Argentine must sharpen up to find perfect fit in Wayne's world
Published 24/09/2007 | 08:11
Wayne Rooney and Carlos Tevez in tandem. The most expensive strike duo in the history of the Premier League – £65m worth of talent should all the targets and incentives be reached – starting a game together for the first time.
It may have been a Roman Abramovich dream. The Russian billionaire toyed with the idea of purchasing both players at one time or another for Chelsea while one of his greater regrets is having been persuaded out of buying Rooney when it came time for him to leave Everton.
The prices, however extraordinary, clearly wouldn't have been prohibitive but it was United red that they wore yesterday. A sight of the future, said Sir Alex Ferguson. "Hopefully we'll be able to field a side more in keeping with my plans this season," he said before kick-off.
And he also set out clearly what those plans were – and how they have not been remotely reached so far. "I am only too well aware that we have been so far, well short of the Manchester United we are capable of being," he said, "with everyone flying and producing great penetration."
He didn't get either of those aims yesterday despite professing himself satisfied afterwards.
No one flew and there was precious little penetration. Rooney, the £30m man, started his second game within five days, having recovered from the broken toe sustained on the opening day to play in midweek away to Sporting Lisbon, and looked the sharper, the more threatening.
But it was Tevez, whose total fee could rise to £35m if United take up the option to buy him, who struck his first goal for the club he joined in such prolonged and controversial circumstances during the summer from West Ham United.
He reached Ryan Giggs' clever cross with the outside of his boot, with a flying header, in front of a static Chelsea defence, in which John Terry again appeared leaden.
It was one of the few pieces of joined-up play from United in a first half which showed they are, for all the demand for fluidity – with Tevez and Rooney, Giggs and Cristiano Ronaldo, expected to form an inter-changeable front line – too dependent on individual skill at present.
It needed to make the most of explosive brilliance, it needed someone to do something special, make opportunities happen, to create chances. It's clearly a work in progress. But it needs focus and, in Tevez's case certainly, sharpness. Given the nature and the physiques of both players they also need to be match-fit to really make that difference.
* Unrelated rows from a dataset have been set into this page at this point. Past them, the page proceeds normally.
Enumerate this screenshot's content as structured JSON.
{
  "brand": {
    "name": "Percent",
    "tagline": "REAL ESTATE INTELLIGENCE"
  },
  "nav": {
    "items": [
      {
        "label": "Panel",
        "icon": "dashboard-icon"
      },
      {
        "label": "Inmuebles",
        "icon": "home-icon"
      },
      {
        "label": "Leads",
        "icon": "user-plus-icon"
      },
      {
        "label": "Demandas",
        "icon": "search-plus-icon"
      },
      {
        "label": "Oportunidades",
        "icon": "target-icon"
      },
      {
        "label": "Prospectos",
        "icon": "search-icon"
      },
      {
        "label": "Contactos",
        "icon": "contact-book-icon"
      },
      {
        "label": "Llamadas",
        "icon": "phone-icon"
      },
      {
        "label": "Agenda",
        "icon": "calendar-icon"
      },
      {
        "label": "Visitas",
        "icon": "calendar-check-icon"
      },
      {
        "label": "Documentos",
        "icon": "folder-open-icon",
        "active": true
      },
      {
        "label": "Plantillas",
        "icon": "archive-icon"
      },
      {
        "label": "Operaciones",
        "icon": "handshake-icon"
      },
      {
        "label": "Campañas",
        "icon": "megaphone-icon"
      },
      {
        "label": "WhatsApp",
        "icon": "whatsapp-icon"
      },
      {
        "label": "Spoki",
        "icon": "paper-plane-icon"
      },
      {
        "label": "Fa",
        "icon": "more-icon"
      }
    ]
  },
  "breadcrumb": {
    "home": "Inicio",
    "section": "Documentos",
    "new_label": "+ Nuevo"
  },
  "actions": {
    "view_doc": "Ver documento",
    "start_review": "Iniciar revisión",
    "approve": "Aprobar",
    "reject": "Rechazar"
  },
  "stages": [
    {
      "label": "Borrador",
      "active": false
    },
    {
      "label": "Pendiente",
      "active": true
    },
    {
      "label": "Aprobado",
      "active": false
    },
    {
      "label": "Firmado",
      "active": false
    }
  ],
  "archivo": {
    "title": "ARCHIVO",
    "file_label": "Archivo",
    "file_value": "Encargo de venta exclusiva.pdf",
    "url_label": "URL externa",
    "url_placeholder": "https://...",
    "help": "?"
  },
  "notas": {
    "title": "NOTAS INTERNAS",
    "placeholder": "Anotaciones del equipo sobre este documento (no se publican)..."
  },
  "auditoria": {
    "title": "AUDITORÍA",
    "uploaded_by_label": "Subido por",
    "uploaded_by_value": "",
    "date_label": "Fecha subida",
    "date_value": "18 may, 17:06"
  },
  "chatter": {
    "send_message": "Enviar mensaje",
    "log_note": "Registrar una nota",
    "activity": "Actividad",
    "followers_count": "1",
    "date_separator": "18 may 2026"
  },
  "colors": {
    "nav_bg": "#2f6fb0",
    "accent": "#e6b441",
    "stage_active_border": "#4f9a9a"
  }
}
There was early promise in the way that Rooney out-stripped Tal Ben Haim and forced a fine save by Petr Cech with a curling shot, but when he then won a header in front of Paulo Ferreira, and the ball dropped across the penalty area, Tevez was 10 yards behind. Minutes later Rooney broke down the right and crossed only for Michael Carrick to be the furthest forward. Again Tevez was still outside the area.
And too often the Argentine was too deep at the point of the attack, even if it is his natural game not to be the furthest man forward.
Giggs attempted to compensate for this by coming inside to support Rooney but that tactic also denied United width.
Ferguson's plans can work, and he talked of the "heart" both his young strikers have, and it was not as if Rooney or Tevez played badly. But those grand schemes are crucially dependent on a fluidity that will only come through practice and that needs all the protagonists – and Ronaldo certainly appeared off the pace – to be match-sharp.
As the play became more stretched, as inevitably it had to with Chelsea a goal and a man down, Tevez was pushed out to the right, Rooney to the left. But that only served to create a hole through the centre, which created more frustration for the England striker.
He was booked, and fortunate to escape red for apparently standing on Claude Makelele and, later, fouling Ashley Cole. His dismissal would have been more warranted than that of John Obi Mikel.
Tevez's eventual departure, replaced by the more conventional Louis Saha, earned an ovation. He had, after all, earned the victory, even if his replacement then capped it with that late penalty.